Archive | Living with heart disease RSS feed for this section

How heart patients can untwist that twisted thinking

10 Dec

by Carolyn Thomas    @HeartSisters

The freshly-diagnosed heart patient has plenty of opportunity to start thinking thoughts that are new, bizarre and sometimes even frightening. Any life-altering diagnosis can throw us off-balance emotionally, but with heart disease, even the tiniest twinge of new chest pain can paralyze us. Is this something? Is it nothing? Should I call 911 again? As New Zealand cardiac psychologist (and more importantly, a heart patient himself, Len Gould likes to say: “Before a heart attack, every twinge is just indigestion. After a heart attack, every twinge is another heart attack!”

And our worried thoughts can stick around far longer than they should, as we play them over and over and over like our first Beatles album. Mental health professionals call this kind of twisted thinking cognitive distortion. Continue reading

Living with both fibromyalgia and heart disease

5 Nov
by Carolyn Thomas     @HeartSisters

     Dr. Barbara Keddy

In her latest blog post, Dr. Barbara Keddy quotes my new book in this statement: Coping with a chronic illness is work” – an understatement coming from somebody like her.  She is a Professor Emerita at Dalhousie University in Halifax, a retired teacher of nurses, a respected author and blogger – but more importantly to this discussion, she has spent five decades living with fibromyalgia, and more recently, almost five years as a heart attack survivor. With her kind permission, I’m sharing her blog post here: part very personal essay, and part book review:

Continue reading

Is coronary microvascular disease serious? Is the Pope Catholic?

22 Oct

by Carolyn Thomas    @HeartSisters

It’s time for physicians to stop telling patients that a diagnosis of coronary microvascular disease (MVD) is no big deal. Or alternatively, to accept that the diagnosis is real in the first place. As one of my blog readers learned to her horror, this awareness is not yet universal. When she asked her own physician, for example, if her debilitating cardiac symptoms might be due to coronary microvascular disease, he replied: “I don’t believe in microvascular disease!” – as if they’d been discussing the damned Tooth Fairy.

But here’s how Dr. Stacey Rosen, a cardiologist and spokeswoman for the American Heart Association’s Go Red For Women campaign, answered a question about microvascular disease in the New York Times recently:

Q: “I have been diagnosed with microvascular heart disease, which I was told mostly affects women and is not considered serious in and of itself. How long can it exist before it turns into serious heart disease?”

A:  “MVD can lead to heart attacks, heart failure and death. It’s serious.” Continue reading

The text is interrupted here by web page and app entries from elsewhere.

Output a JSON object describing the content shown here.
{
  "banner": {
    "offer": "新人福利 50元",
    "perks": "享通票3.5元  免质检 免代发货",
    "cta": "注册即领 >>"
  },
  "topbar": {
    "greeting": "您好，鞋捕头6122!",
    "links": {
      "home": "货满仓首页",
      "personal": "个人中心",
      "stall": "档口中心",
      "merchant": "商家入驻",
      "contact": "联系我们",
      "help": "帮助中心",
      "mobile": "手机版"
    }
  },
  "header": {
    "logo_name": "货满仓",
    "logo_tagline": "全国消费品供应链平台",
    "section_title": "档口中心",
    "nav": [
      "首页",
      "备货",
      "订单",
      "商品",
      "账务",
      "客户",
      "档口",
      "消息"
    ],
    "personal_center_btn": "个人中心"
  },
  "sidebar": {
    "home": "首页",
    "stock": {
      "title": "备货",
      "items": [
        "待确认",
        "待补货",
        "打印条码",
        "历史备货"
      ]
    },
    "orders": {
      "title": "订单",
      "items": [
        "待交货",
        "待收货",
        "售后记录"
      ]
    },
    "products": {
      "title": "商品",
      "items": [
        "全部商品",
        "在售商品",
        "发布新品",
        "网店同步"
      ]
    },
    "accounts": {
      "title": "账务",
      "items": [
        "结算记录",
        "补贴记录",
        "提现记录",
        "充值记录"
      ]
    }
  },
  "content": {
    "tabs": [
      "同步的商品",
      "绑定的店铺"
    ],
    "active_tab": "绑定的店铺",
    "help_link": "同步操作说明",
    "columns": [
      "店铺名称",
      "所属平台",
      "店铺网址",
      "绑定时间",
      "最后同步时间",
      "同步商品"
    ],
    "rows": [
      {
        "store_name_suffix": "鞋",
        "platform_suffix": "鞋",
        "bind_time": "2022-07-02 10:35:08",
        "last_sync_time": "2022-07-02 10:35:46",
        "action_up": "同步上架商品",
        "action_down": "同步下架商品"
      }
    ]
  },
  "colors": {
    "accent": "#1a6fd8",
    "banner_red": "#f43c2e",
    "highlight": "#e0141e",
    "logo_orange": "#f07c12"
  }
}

Life after heart attack if you’re a Type A

8 Oct

by Carolyn Thomas  ♥  @HeartSisters

Shortly after my heart attack, while I was lying around at home on the big red chair wondering when I was ever going to feel like my old self, my real self, my fun self again, I went online to seek help from a cardiac support group I’d just discovered (the WomenHeart online community at Inspire).  All I had to do was type in the question “Does anybody else out there experience this?” and I knew that many of the 32,000+ other women members living with heart disease would have an answer, a handy tip or just some virtual understanding for me.

What was happening to me? I had turned into a person I no longer recognized. That person I used to be – the one who was the last to leave any party, the one everybody else could count on, the one who thrived on juggling multiple deadlines with ease – seemed to have disappeared. How could I get her back?  Ongoing cardiac symptoms and an as-yet-undiagnosed coronary microvascular disorder meant a much slower pace that I did not like one bit. What should I be doing to speed up this annoyingly slow recovery business? I posed these questions to my online group, and among many replies, this one arrived from an anonymous sisterly soul who, like me, had been going through much the same awkward transition. A self-described recovering Type A personality, she wrote me the following:  Continue reading

Thoughts on returning to work if you’re a heart patient

27 Aug

by Carolyn Thomas    @HeartSisters

A list of five Choosing Wisely recommendations from the field of occupational medicine caught my attention the other day. For those of you who have never had the pleasure of working with a real live occupational therapist, they are under-appreciated healthcare professionals who help recuperating patients develop, recover, and improve practical skills they need for daily living. The goal of the Choosing Wisely campaign is to basically help reduce waste in the healthcare system and avoid patient risks associated with unnecessary treatment. It’s all good. But the part of this occupational medicine list from Choosing Wisely Canada that stopped me in my tracks was the first recommendation on this list:
Continue reading